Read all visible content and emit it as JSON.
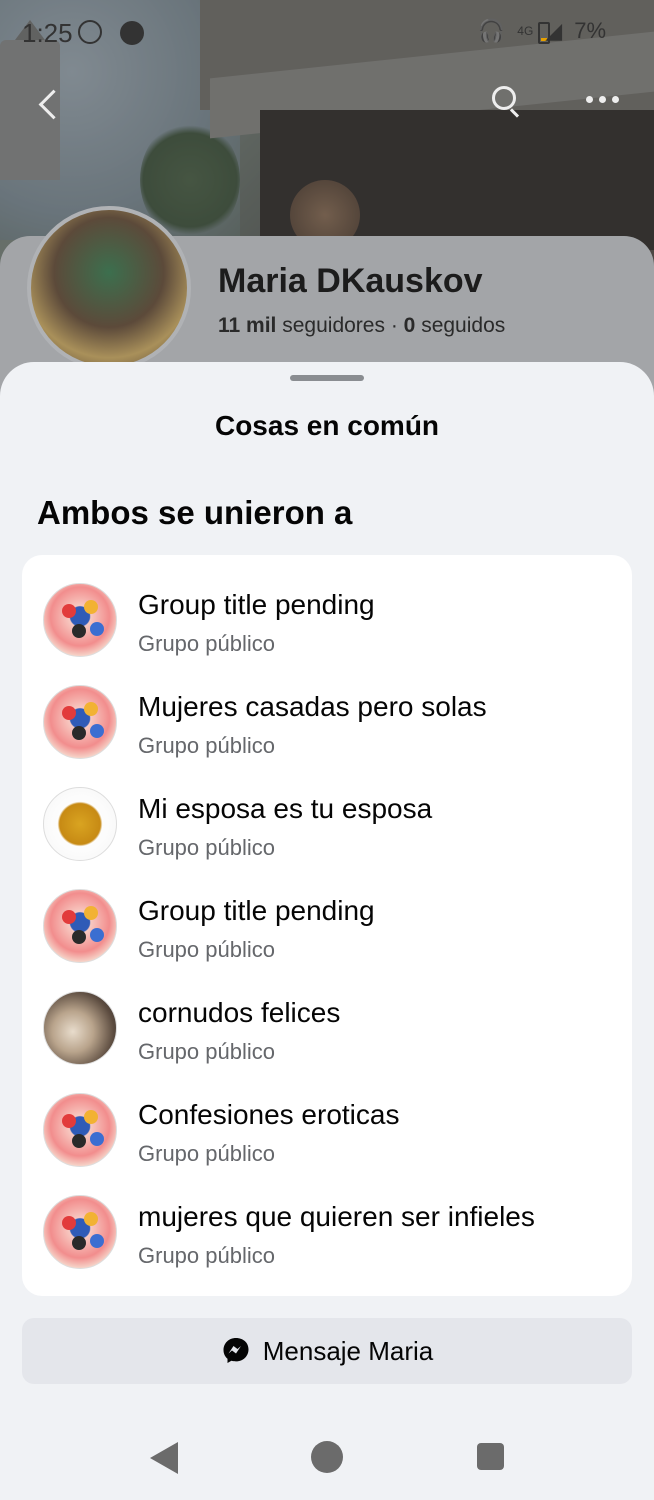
{
  "status_bar": {
    "time": "1:25",
    "network": "4G",
    "battery": "7%"
  },
  "profile": {
    "name": "Maria DKauskov",
    "followers_count": "11 mil",
    "followers_label": "seguidores",
    "separator": "·",
    "following_count": "0",
    "following_label": "seguidos"
  },
  "sheet": {
    "title": "Cosas en común",
    "section_title": "Ambos se unieron a",
    "groups": [
      {
        "name": "Group title pending",
        "type": "Grupo público",
        "avatar": "art"
      },
      {
        "name": "Mujeres casadas pero solas",
        "type": "Grupo público",
        "avatar": "art"
      },
      {
        "name": "Mi esposa es tu esposa",
        "type": "Grupo público",
        "avatar": "emoji"
      },
      {
        "name": "Group title pending",
        "type": "Grupo público",
        "avatar": "art"
      },
      {
        "name": "cornudos felices",
        "type": "Grupo público",
        "avatar": "photo"
      },
      {
        "name": "Confesiones eroticas",
        "type": "Grupo público",
        "avatar": "art"
      },
      {
        "name": "mujeres que quieren ser infieles",
        "type": "Grupo público",
        "avatar": "art"
      }
    ],
    "message_button_label": "Mensaje Maria"
  },
  "colors": {
    "sheet_bg": "#f0f2f5",
    "card_bg": "#ffffff",
    "secondary_text": "#65676b",
    "button_bg": "#e4e6eb"
  },
  "icons": {
    "messenger": "messenger-icon",
    "back": "chevron-left-icon",
    "search": "search-icon",
    "more": "more-horizontal-icon"
  }
}
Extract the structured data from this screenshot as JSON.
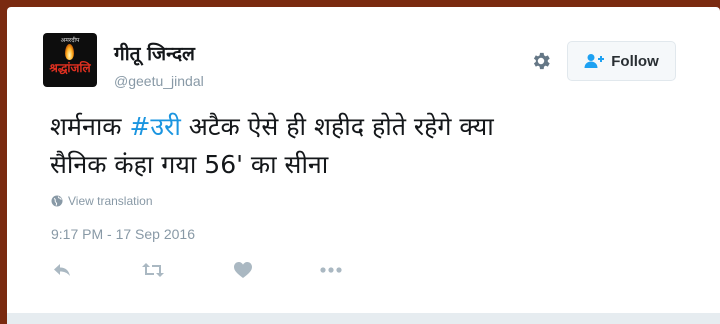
{
  "user": {
    "display_name": "गीतू जिन्दल",
    "handle": "@geetu_jindal",
    "avatar_top_text": "अमरदीप",
    "avatar_mid_text": "श्रद्धांजलि"
  },
  "follow_button": {
    "label": "Follow"
  },
  "tweet": {
    "line1_before": "शर्मनाक ",
    "hashtag": "#उरी",
    "line1_after": " अटैक ऐसे ही शहीद होते रहेगे क्या",
    "line2": "सैनिक कंहा गया 56' का सीना"
  },
  "translation_link": "View translation",
  "timestamp": "9:17 PM - 17 Sep 2016",
  "icons": [
    "gear-icon",
    "follow-person-icon",
    "globe-icon",
    "reply-icon",
    "retweet-icon",
    "like-icon",
    "more-icon"
  ],
  "colors": {
    "accent": "#1da1f2",
    "hashtag": "#1b95e0",
    "muted": "#8899a6",
    "text": "#14171a"
  }
}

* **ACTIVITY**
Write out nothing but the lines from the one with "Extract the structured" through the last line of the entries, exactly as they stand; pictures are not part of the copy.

* **ANSWER TO THIS EXERCISE**
Extract the structured data from this screenshot as JSON.
{
  "user": {
    "display_name": "गीतू जिन्दल",
    "handle": "@geetu_jindal",
    "avatar_top_text": "अमरदीप",
    "avatar_mid_text": "श्रद्धांजलि"
  },
  "follow_button": {
    "label": "Follow"
  },
  "tweet": {
    "line1_before": "शर्मनाक ",
    "hashtag": "#उरी",
    "line1_after": " अटैक ऐसे ही शहीद होते रहेगे क्या",
    "line2": "सैनिक कंहा गया 56' का सीना"
  },
  "translation_link": "View translation",
  "timestamp": "9:17 PM - 17 Sep 2016",
  "icons": [
    "gear-icon",
    "follow-person-icon",
    "globe-icon",
    "reply-icon",
    "retweet-icon",
    "like-icon",
    "more-icon"
  ],
  "colors": {
    "accent": "#1da1f2",
    "hashtag": "#1b95e0",
    "muted": "#8899a6",
    "text": "#14171a"
  }
}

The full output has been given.